■ **RECORDS FOR THIS TASK**:
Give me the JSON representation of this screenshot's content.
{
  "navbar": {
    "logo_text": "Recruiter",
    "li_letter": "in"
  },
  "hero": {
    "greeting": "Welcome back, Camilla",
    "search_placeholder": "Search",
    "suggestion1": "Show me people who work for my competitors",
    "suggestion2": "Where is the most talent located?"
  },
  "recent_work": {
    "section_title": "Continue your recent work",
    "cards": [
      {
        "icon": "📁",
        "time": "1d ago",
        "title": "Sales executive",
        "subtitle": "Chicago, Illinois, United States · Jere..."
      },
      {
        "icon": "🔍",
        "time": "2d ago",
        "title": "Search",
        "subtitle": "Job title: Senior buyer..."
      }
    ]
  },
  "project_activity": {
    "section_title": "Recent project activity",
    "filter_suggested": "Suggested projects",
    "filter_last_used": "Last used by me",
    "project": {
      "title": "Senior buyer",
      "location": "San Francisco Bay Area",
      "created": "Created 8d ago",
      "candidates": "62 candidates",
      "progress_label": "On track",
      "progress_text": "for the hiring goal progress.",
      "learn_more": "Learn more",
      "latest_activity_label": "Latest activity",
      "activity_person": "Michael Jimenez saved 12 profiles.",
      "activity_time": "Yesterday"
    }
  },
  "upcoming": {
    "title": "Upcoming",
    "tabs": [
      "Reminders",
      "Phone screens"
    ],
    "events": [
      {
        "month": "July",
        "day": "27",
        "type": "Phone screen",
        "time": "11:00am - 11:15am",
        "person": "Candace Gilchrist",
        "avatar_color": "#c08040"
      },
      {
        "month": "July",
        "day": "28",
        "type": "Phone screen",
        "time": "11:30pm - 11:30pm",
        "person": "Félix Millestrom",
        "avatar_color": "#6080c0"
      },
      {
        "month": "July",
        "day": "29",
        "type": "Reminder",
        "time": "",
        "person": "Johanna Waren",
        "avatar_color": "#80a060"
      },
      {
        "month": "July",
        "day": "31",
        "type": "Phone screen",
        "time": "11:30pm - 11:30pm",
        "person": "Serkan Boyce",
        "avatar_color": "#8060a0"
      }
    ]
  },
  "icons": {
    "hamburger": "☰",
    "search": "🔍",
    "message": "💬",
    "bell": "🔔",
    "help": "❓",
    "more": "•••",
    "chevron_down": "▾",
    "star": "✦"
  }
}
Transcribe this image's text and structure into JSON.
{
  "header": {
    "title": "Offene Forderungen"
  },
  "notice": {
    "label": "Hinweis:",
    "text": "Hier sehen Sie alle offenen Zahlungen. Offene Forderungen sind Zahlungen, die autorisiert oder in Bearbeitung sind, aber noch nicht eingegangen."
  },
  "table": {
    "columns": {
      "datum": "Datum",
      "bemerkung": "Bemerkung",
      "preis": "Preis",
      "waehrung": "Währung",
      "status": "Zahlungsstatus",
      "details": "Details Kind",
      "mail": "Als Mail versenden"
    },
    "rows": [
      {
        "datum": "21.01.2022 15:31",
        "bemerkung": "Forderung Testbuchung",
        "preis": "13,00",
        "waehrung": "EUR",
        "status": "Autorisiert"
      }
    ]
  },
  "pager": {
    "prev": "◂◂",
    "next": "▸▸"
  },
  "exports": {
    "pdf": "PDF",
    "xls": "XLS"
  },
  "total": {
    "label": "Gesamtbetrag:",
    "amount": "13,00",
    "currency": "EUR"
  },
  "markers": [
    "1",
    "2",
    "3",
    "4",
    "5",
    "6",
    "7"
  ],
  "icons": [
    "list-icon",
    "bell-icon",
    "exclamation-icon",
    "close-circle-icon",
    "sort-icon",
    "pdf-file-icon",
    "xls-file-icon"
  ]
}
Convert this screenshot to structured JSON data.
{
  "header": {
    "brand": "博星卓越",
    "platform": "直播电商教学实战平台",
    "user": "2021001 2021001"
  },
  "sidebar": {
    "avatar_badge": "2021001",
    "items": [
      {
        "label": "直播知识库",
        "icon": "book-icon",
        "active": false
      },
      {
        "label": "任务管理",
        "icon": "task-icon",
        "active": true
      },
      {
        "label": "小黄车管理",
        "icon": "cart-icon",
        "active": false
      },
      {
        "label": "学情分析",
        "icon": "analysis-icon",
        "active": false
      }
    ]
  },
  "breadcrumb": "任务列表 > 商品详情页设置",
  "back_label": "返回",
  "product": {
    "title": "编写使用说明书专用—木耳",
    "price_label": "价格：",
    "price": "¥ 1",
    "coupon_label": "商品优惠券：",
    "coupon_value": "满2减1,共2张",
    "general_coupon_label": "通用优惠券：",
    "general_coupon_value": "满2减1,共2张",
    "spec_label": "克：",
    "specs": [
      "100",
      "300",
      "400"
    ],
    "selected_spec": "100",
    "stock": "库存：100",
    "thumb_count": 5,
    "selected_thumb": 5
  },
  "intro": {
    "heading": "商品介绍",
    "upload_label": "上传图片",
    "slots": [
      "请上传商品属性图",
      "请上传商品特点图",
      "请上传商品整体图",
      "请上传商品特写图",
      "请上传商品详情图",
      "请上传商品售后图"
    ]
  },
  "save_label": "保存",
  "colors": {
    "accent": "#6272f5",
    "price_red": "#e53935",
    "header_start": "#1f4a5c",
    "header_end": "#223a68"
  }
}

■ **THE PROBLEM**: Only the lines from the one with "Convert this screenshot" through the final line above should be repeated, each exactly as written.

■ **RESPONSE AREA**:
Convert this screenshot to structured JSON data.
{
  "header": {
    "brand": "博星卓越",
    "platform": "直播电商教学实战平台",
    "user": "2021001 2021001"
  },
  "sidebar": {
    "avatar_badge": "2021001",
    "items": [
      {
        "label": "直播知识库",
        "icon": "book-icon",
        "active": false
      },
      {
        "label": "任务管理",
        "icon": "task-icon",
        "active": true
      },
      {
        "label": "小黄车管理",
        "icon": "cart-icon",
        "active": false
      },
      {
        "label": "学情分析",
        "icon": "analysis-icon",
        "active": false
      }
    ]
  },
  "breadcrumb": "任务列表 > 商品详情页设置",
  "back_label": "返回",
  "product": {
    "title": "编写使用说明书专用—木耳",
    "price_label": "价格：",
    "price": "¥ 1",
    "coupon_label": "商品优惠券：",
    "coupon_value": "满2减1,共2张",
    "general_coupon_label": "通用优惠券：",
    "general_coupon_value": "满2减1,共2张",
    "spec_label": "克：",
    "specs": [
      "100",
      "300",
      "400"
    ],
    "selected_spec": "100",
    "stock": "库存：100",
    "thumb_count": 5,
    "selected_thumb": 5
  },
  "intro": {
    "heading": "商品介绍",
    "upload_label": "上传图片",
    "slots": [
      "请上传商品属性图",
      "请上传商品特点图",
      "请上传商品整体图",
      "请上传商品特写图",
      "请上传商品详情图",
      "请上传商品售后图"
    ]
  },
  "save_label": "保存",
  "colors": {
    "accent": "#6272f5",
    "price_red": "#e53935",
    "header_start": "#1f4a5c",
    "header_end": "#223a68"
  }
}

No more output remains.